There are different ways of ‘doing’ Route 66.
You can do it end to end, all the way from Chicago to LA. You can dip in and out, zipping along the interstate between the interesting sections of the old road. You can do it in a convertible car, or with a pack of like-minded Germans on Harleys or Scandinavians in camper vans. Or you can do it on a bicycle, which is obviously the best approach.
In the same way, there are different ways of making money from the tourist traffic. In my mind, at least, there are right and wrong ways to do this.
My first impressions were that it was a nice enough road, generally dropping (always good) out of the hills, but spoiled by over-exploitation. The ‘charms’ of Seligman, which is touted as a quintissential Route 66 town, were entirely hidden by rows of tourist buses. People from all over the world waving a thousand cameras kind of spoiled it for me. As did the double-priced coffee and breakfast surrounded by moaning French pensioners (coffee not good enough, apparently) and squeaking Chinese teens (just generally over-excited). It was all a bit cheesy and depressing.
Riding away from tourist hell was something of a relief. I had what turned out to be an over-optimistic plan to ride an 80-odd mile section of the old road to Kingman. The fact that I didn’t manage to get on the road until half-past ten was not a good sign (getting up early has never been a strength of mine). The heat that was kicking back in as my elevation decreased didn’t help. It was quickly apparent that I wouldn’t make Kingman in a day.
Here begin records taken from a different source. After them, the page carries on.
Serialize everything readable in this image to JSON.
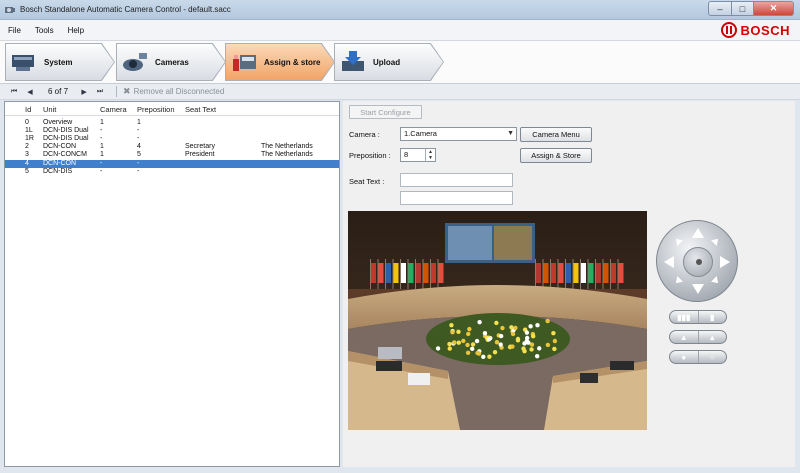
{
  "window": {
    "title": "Bosch Standalone Automatic Camera Control - default.sacc"
  },
  "brand": {
    "name": "BOSCH",
    "color": "#d50000"
  },
  "menu": [
    {
      "label": "File"
    },
    {
      "label": "Tools"
    },
    {
      "label": "Help"
    }
  ],
  "steps": [
    {
      "label": "System",
      "active": false
    },
    {
      "label": "Cameras",
      "active": false
    },
    {
      "label": "Assign & store",
      "active": true
    },
    {
      "label": "Upload",
      "active": false
    }
  ],
  "navigator": {
    "position": "6 of 7",
    "remove_label": "Remove all Disconnected"
  },
  "grid": {
    "headers": {
      "id": "Id",
      "unit": "Unit",
      "camera": "Camera",
      "preposition": "Preposition",
      "seat_text": "Seat Text"
    },
    "rows": [
      {
        "id": "0",
        "unit": "Overview",
        "camera": "1",
        "preposition": "1",
        "seat": "",
        "country": "",
        "selected": false
      },
      {
        "id": "1L",
        "unit": "DCN-DIS Dual",
        "camera": "-",
        "preposition": "-",
        "seat": "",
        "country": "",
        "selected": false
      },
      {
        "id": "1R",
        "unit": "DCN-DIS Dual",
        "camera": "-",
        "preposition": "-",
        "seat": "",
        "country": "",
        "selected": false
      },
      {
        "id": "2",
        "unit": "DCN-CON",
        "camera": "1",
        "preposition": "4",
        "seat": "Secretary",
        "country": "The Netherlands",
        "selected": false
      },
      {
        "id": "3",
        "unit": "DCN-CONCM",
        "camera": "1",
        "preposition": "5",
        "seat": "President",
        "country": "The Netherlands",
        "selected": false
      },
      {
        "id": "4",
        "unit": "DCN-CON",
        "camera": "-",
        "preposition": "-",
        "seat": "",
        "country": "",
        "selected": true
      },
      {
        "id": "5",
        "unit": "DCN-DIS",
        "camera": "-",
        "preposition": "-",
        "seat": "",
        "country": "",
        "selected": false
      }
    ]
  },
  "config": {
    "start_label": "Start Configure",
    "camera_label": "Camera :",
    "camera_value": "1.Camera",
    "preposition_label": "Preposition :",
    "preposition_value": "8",
    "seat_text_label": "Seat Text :",
    "camera_menu_label": "Camera Menu",
    "assign_store_label": "Assign & Store"
  },
  "colors": {
    "accent_step": "#f1a467",
    "selection": "#3f7fcb"
  }
}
I had developed a cunning back-up plan for just such a contingency, involving a motel I’d spotted online, so I was quite happy arriving there in mid-afternoon. Until the toilets and other porcelain artifacts sitting outside the rooms made it fairly clear that the Frontier Motel was not currently open (apart from the gift shop). And there was a grand total of zero alternative accommodation between there and Kingman.
Thankfully, it was time for another rescue from generous Americans. Allen and Stacy bought the Frontier six months ago, and are gradually bringing the motel, cafe and shop back to its former glory. Most importantly for me, they were happy to let a sweaty, smelly cyclist sleep on the floor of the not-yet reopened cafe.
They are a lovely family, who moved out (kids, dogs and all) with the aim of bringing a Route 66 landmark back to life. There’s no intention to turn the place into another Seligman; they’re just really nice people working hard to re-build a small business in the middle of nowhere. The contrast with Seligman’s disneyfied approach couldn’t be starker. I wish them every success with it.
In the same way that there are different ways to earn tourist dollars, there are different versions of history.
I’m parked up in Lake Havasu City today (Tuesday). Amazing that I can already see my last US state, California, across the lake. The city is famous for only one thing: it’s the home of London Bridge. I’ll be out later today to look at it properly, but this was my first view (sadly with a deeply attractive car park as foreground):
There’s no doubt that it’s a bit weird to find a chunk of London in the Arizona desert, especially when I’ve crossed the replacement London Bridge so many times. There’s a standard ‘stupid Americans’ story in the UK, which says that the intention was to buy the iconic Tower Bridge, and that they got this one by accident. But dismantling and rebuilding the bridge stone-by-stone, with the intention of building an entire resort around it, is not the sort of accident that really happens. Definitely still weird, though.
And ‘Bizarre History Week’ was topped off yesterday morning in Kingman. I was finishing my coffee outside a well-known fast-food ‘restaurant’ when I was approached by what appeared to be a middle-aged homeless man.
I’m glad that I didn’t blank him, though, as he turned out to work for Howard Hughes’ son, who’s the rightful ‘world emperor’. My informant had been battling a covert conspiracy by the royal families of Europe to take over the world for some time. I only had time for one story, but it turned out that, at the age of four, he’d been sent to London to assassinate the King. He’d succeeded, and escaped with his mother on a Constellation airliner. The Queen was a bit miffed, and sent fighters to shoot the plane down (“it was like Swiss cheese”), which killed the pilots. Thankfully, my friend had already been taught to fly by his Dad, and was talked down to a crash-landing in Paris. The plane was so shot up that the tail fell off on landing, and he was presented with a pilot’s licence by the super-impressed Parisian air-traffic controllers. A cynic may find this all a bit unlikely. I’m just not sure where they found enough cushions for a four-year-old to see out of the plane’s cockpit.
In any case, I had hitherto been entirely ignorant of this important historic episode, and will be searching the internet carefully to find out more about it.
Plenty to ponder then, as I head into the last few days of crossing the continent. I’ve got a tricky bit of hot desert to get across before the more temperate coastal zone, and there’s yet another hurricane dying off Baja California, which is pushing some rain and storms my way. Should still be less than a week to the seaside, though.
Assuming the Queen doesn’t have me hunted down before I get there, that is…